START RECORD EXTRACTS
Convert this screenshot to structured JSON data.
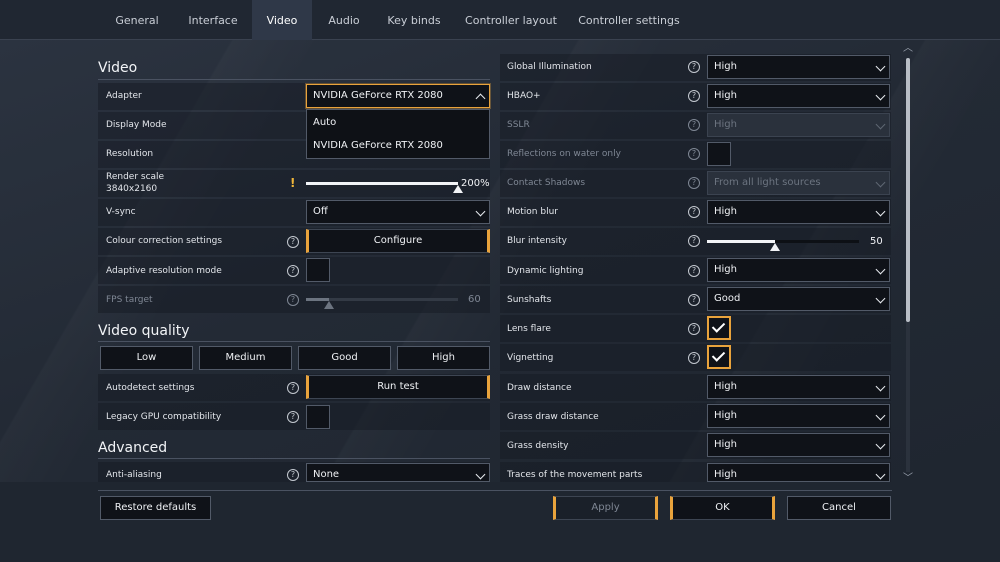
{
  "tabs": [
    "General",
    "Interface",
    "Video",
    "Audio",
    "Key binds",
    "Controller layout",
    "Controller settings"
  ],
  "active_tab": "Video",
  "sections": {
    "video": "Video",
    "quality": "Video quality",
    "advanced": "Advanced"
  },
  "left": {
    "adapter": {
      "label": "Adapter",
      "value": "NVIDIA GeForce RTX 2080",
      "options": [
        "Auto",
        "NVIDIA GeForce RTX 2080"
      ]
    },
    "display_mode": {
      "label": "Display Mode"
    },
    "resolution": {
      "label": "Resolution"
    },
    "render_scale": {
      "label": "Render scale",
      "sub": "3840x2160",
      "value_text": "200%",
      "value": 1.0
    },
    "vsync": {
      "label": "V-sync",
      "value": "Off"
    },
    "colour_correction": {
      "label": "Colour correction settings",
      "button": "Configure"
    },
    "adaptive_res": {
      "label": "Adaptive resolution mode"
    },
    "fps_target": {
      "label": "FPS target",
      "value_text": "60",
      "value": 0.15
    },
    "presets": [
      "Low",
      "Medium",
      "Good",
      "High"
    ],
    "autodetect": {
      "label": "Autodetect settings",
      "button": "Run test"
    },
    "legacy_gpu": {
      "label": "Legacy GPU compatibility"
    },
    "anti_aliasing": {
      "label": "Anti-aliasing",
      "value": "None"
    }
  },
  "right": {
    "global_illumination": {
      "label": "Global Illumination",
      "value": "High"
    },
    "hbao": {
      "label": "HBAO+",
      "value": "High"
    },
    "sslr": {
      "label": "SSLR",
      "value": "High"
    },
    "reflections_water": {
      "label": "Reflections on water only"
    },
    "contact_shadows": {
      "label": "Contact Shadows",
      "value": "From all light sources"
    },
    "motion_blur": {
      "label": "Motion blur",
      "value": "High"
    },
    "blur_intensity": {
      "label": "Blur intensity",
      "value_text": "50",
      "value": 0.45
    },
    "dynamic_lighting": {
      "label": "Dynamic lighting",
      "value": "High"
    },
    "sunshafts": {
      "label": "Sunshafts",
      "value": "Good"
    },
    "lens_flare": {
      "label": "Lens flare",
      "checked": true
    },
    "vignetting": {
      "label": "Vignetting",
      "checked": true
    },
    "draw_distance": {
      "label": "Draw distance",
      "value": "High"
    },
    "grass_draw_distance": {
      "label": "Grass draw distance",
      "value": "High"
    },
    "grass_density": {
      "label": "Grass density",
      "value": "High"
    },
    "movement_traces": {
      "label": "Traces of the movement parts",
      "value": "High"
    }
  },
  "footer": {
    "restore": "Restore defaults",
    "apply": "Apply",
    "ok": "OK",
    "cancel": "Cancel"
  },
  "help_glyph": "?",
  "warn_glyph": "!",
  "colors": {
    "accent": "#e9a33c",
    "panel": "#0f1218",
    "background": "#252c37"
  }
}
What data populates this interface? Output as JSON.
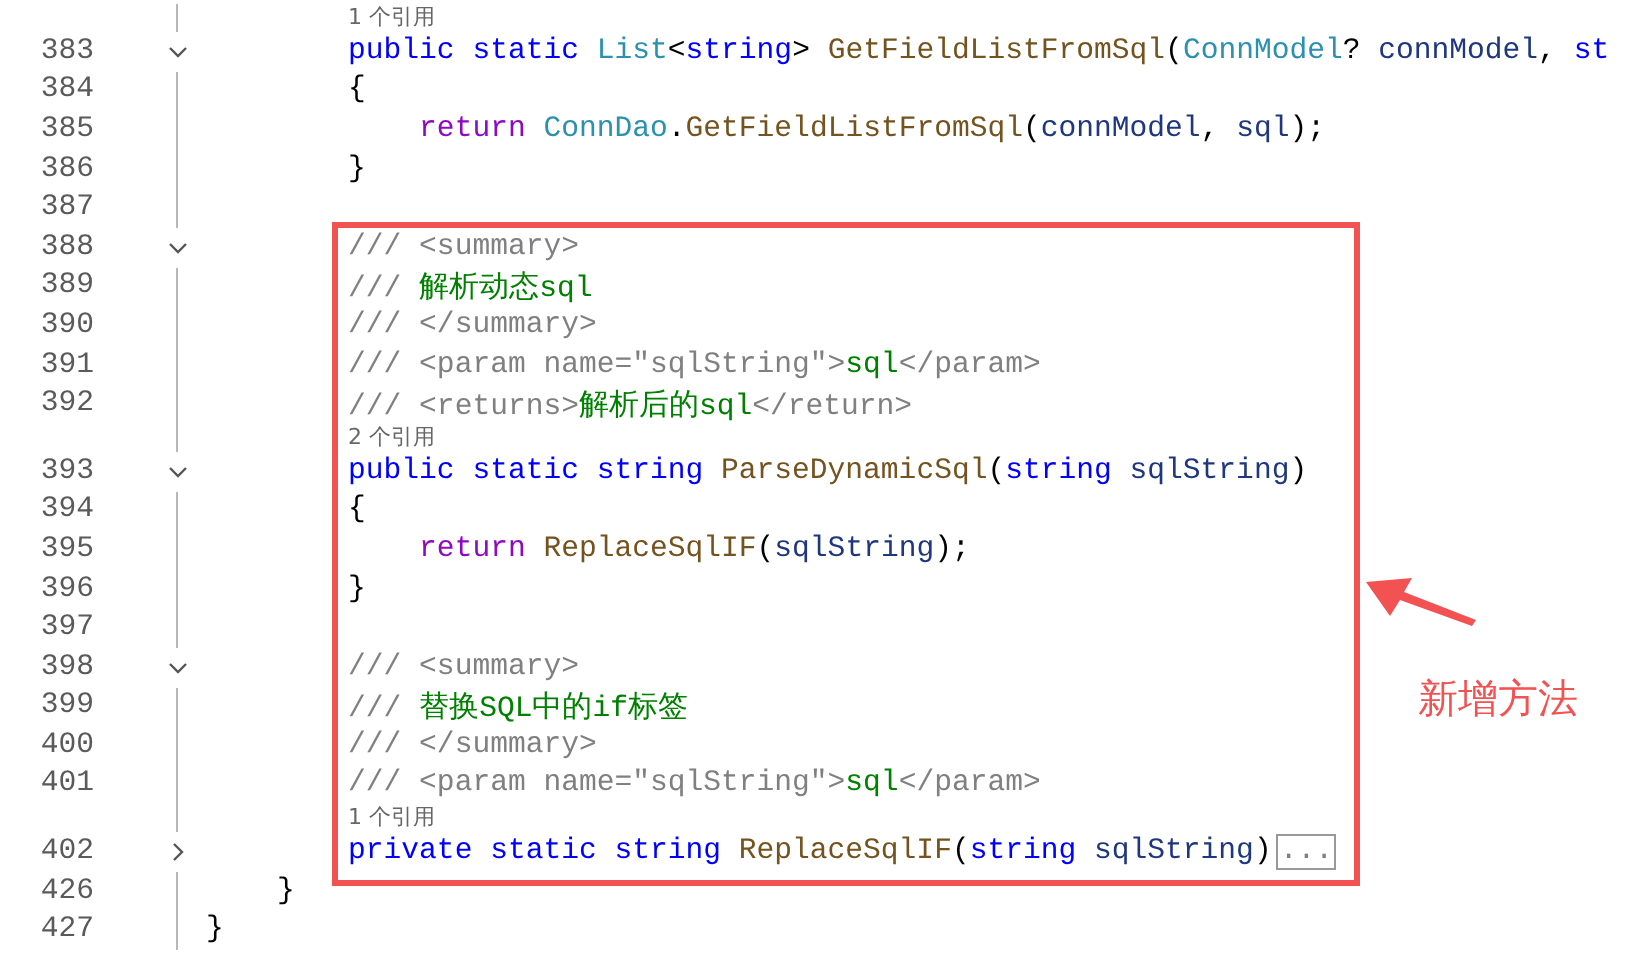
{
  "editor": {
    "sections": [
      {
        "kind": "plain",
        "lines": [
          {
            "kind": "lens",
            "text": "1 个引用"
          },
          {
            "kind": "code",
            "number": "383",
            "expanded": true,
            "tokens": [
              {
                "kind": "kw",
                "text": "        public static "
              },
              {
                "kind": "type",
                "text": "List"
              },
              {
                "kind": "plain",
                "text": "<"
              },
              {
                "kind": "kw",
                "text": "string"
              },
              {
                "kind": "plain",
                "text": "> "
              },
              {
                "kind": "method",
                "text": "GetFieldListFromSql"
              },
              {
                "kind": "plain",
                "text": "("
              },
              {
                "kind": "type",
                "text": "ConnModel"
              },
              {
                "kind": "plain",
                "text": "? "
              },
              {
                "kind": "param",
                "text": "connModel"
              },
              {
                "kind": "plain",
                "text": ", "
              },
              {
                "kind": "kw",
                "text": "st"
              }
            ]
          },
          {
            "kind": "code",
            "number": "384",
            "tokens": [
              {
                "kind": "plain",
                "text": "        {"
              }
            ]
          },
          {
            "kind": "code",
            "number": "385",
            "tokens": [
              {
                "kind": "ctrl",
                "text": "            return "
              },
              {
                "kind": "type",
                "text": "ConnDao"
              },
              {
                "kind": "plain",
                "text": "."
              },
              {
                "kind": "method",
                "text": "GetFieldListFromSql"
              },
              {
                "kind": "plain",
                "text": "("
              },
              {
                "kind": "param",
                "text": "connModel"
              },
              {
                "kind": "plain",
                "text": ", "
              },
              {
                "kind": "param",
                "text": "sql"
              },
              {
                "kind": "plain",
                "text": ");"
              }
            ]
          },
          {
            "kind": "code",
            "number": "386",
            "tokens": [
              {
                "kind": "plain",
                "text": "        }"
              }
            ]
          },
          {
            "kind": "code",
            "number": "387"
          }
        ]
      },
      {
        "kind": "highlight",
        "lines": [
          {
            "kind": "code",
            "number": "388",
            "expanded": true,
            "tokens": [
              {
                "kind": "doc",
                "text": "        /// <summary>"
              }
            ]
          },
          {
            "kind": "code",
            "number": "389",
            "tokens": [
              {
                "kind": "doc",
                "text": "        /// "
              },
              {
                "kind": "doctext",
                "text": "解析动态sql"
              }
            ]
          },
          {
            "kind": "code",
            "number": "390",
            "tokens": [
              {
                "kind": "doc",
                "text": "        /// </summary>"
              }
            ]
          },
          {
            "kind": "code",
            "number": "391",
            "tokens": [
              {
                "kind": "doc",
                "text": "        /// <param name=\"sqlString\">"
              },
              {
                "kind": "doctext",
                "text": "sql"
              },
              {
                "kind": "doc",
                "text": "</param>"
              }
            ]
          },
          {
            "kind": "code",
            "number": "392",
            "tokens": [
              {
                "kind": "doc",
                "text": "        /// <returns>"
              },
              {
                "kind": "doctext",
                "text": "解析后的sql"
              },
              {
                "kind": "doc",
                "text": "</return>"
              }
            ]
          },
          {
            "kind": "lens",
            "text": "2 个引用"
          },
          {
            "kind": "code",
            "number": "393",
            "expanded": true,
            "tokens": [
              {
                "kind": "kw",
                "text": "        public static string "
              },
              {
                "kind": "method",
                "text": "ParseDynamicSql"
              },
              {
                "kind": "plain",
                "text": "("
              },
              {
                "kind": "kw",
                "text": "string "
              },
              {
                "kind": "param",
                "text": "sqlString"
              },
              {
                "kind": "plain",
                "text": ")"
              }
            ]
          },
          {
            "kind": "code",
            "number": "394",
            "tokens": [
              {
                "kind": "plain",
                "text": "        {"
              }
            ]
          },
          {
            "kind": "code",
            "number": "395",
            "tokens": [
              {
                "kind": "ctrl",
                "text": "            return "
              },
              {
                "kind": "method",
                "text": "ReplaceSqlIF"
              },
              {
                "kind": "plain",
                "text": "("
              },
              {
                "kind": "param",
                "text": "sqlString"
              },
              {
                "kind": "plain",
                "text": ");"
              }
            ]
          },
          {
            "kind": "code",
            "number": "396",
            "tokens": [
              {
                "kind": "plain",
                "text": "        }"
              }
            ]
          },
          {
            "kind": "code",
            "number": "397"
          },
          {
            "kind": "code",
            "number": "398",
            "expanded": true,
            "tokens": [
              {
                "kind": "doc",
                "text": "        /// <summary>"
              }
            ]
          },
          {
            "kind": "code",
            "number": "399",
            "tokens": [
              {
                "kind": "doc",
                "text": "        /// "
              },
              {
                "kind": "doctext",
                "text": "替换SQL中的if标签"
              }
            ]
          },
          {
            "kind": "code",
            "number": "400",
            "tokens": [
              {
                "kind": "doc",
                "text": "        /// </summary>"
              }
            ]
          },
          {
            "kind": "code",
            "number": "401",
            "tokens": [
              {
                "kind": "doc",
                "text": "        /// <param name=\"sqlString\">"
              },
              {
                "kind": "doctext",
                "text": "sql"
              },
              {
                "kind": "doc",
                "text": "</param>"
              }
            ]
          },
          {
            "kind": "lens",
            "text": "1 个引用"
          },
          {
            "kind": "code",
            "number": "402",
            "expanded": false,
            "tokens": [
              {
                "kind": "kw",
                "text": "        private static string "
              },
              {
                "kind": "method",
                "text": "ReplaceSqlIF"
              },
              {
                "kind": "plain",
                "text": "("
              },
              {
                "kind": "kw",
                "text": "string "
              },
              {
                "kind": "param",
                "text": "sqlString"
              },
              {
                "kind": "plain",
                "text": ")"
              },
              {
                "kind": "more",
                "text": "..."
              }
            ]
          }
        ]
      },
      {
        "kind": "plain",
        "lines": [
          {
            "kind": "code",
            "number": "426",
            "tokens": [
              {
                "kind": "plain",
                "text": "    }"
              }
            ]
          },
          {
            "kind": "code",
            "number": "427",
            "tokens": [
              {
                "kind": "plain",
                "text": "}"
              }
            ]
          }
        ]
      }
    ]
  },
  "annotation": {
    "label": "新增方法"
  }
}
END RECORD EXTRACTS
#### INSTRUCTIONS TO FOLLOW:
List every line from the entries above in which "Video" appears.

#### YOUR RESPONSE:
    "Video",
  "active_tab": "Video",
    "video": "Video",
    "quality": "Video quality",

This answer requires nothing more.